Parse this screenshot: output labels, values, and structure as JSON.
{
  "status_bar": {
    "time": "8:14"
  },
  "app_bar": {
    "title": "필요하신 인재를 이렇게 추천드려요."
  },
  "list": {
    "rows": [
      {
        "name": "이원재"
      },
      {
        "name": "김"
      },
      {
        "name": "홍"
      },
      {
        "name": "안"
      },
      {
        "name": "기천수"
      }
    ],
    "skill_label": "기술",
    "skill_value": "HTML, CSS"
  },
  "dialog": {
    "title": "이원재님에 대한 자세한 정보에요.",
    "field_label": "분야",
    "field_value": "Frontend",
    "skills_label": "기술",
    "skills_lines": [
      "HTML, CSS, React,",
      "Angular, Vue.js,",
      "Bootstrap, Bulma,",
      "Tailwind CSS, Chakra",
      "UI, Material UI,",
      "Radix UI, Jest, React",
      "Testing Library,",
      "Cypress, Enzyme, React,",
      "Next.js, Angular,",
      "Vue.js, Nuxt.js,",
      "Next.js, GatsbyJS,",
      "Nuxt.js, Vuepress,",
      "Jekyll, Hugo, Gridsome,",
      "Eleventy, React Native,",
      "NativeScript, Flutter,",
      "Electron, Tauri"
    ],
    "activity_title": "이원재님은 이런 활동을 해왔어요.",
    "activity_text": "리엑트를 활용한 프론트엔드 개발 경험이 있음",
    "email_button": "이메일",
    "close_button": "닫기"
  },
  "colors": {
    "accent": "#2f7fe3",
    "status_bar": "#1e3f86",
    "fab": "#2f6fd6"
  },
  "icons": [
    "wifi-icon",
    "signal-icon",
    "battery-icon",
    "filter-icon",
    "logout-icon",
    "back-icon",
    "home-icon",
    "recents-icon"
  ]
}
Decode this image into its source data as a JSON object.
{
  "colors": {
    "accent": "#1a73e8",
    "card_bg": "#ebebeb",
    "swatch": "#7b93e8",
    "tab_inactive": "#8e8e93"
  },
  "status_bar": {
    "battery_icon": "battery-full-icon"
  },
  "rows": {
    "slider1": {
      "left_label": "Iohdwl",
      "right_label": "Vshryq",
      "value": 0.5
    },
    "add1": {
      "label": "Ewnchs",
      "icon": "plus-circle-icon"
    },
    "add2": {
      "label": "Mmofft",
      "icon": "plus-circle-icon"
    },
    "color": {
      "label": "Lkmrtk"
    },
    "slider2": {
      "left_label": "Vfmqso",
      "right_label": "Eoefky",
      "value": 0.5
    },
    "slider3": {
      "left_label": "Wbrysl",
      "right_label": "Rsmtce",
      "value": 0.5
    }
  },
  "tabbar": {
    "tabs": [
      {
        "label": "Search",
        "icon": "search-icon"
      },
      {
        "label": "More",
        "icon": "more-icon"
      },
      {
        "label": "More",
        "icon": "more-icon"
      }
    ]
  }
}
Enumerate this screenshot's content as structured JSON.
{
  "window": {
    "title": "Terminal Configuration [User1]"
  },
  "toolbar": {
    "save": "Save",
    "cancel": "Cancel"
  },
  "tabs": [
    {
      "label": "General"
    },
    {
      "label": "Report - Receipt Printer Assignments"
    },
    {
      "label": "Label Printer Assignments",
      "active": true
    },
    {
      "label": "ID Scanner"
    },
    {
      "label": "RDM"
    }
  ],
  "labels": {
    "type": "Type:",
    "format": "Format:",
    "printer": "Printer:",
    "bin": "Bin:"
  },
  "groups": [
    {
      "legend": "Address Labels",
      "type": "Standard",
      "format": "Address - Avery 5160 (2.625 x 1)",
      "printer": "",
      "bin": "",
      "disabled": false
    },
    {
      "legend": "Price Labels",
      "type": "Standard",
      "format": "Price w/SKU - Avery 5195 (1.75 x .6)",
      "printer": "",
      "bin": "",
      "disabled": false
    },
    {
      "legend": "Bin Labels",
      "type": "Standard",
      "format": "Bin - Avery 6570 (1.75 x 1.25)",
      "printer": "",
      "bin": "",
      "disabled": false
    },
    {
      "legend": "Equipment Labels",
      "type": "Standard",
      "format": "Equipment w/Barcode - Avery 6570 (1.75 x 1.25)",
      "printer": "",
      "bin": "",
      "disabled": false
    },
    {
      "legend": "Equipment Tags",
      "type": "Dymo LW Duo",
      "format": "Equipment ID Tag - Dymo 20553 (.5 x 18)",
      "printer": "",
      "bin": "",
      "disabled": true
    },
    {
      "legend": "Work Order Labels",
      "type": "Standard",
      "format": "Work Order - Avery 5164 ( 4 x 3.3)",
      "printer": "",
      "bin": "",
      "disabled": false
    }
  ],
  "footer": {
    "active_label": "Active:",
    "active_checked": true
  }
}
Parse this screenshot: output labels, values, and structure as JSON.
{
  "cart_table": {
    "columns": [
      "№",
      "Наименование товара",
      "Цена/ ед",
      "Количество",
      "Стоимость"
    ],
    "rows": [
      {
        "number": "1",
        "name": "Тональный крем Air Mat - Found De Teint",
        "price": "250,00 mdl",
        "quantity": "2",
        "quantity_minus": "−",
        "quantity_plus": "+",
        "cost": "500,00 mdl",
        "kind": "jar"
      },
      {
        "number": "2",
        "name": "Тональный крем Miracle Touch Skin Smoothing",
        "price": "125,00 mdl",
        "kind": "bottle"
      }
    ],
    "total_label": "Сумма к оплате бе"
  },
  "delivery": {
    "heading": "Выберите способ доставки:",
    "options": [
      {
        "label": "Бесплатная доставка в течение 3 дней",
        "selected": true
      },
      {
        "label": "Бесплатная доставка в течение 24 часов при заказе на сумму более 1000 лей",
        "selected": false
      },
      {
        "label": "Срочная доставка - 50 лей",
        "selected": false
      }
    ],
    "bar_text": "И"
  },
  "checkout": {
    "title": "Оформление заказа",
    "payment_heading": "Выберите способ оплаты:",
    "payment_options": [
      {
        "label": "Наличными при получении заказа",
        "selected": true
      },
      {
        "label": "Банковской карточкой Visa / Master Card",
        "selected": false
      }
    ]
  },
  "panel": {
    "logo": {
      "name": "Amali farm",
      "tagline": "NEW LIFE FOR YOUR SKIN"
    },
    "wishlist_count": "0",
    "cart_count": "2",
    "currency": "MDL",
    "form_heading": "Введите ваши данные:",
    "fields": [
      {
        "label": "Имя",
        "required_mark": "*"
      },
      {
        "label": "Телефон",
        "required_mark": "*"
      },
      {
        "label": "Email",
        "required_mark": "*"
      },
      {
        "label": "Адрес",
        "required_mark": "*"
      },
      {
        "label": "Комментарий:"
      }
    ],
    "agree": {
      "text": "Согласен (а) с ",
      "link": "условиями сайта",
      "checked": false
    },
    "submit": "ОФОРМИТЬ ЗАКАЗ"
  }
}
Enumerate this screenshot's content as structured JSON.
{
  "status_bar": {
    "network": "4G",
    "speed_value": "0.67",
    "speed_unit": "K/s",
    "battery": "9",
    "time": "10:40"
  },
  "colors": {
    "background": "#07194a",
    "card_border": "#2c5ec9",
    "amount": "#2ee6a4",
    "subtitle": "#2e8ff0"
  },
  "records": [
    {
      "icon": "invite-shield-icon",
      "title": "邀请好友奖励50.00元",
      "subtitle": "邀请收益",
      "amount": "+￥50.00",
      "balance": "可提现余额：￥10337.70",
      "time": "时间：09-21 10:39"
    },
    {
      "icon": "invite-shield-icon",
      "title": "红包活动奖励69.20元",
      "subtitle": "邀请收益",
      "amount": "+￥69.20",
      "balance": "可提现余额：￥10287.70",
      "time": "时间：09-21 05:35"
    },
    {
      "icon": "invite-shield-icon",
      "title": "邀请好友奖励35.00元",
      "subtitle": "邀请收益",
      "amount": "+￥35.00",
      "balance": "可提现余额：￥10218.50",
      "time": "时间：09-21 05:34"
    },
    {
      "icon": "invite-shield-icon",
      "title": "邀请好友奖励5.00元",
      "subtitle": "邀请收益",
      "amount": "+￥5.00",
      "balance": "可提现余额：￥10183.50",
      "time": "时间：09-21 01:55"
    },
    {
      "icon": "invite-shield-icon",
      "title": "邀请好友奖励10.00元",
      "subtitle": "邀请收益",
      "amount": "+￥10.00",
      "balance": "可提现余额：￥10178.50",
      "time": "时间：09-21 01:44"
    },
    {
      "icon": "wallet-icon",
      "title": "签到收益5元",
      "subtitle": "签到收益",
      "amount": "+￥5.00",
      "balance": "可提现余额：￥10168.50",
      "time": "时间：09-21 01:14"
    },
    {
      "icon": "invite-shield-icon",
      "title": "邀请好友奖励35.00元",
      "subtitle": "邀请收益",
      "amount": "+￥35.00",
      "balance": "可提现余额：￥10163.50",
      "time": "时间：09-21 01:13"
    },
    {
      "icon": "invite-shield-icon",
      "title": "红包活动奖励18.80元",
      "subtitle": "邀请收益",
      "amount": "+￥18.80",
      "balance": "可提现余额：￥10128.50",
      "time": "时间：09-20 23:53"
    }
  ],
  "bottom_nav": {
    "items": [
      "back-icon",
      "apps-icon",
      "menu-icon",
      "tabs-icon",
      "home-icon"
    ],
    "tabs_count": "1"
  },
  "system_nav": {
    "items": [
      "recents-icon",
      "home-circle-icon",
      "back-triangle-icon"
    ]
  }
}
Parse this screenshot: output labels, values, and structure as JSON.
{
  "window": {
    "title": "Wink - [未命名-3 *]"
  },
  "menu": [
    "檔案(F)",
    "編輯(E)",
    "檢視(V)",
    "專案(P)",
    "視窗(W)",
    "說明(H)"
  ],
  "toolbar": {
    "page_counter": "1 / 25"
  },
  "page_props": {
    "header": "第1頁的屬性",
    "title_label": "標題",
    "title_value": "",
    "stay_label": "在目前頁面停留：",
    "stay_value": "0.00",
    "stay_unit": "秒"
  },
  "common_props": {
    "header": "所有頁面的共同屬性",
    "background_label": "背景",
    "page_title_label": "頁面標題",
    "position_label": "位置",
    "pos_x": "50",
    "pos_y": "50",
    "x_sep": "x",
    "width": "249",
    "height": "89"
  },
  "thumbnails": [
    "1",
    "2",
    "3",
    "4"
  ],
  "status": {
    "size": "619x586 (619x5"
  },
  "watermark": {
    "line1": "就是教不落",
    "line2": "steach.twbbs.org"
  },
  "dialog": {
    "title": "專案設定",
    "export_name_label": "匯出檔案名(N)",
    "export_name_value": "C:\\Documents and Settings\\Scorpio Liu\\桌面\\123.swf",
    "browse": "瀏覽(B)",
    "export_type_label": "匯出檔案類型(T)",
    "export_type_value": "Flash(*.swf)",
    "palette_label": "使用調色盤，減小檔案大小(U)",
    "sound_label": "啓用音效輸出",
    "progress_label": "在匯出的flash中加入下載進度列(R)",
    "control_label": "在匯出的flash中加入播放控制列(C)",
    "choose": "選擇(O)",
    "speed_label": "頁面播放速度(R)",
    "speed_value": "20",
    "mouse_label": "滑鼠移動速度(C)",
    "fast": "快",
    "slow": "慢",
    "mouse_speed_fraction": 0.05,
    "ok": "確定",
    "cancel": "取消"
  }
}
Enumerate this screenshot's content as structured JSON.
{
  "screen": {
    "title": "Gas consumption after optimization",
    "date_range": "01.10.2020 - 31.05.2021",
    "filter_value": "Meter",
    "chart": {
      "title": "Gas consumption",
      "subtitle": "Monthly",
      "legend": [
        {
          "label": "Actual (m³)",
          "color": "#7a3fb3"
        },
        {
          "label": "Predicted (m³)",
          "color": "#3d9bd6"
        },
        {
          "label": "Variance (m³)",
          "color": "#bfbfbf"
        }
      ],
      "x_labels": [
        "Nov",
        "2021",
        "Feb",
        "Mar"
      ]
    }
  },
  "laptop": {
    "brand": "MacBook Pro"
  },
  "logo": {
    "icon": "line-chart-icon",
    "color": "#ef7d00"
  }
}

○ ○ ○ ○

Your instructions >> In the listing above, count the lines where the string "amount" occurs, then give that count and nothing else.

Result for this exercise >> 9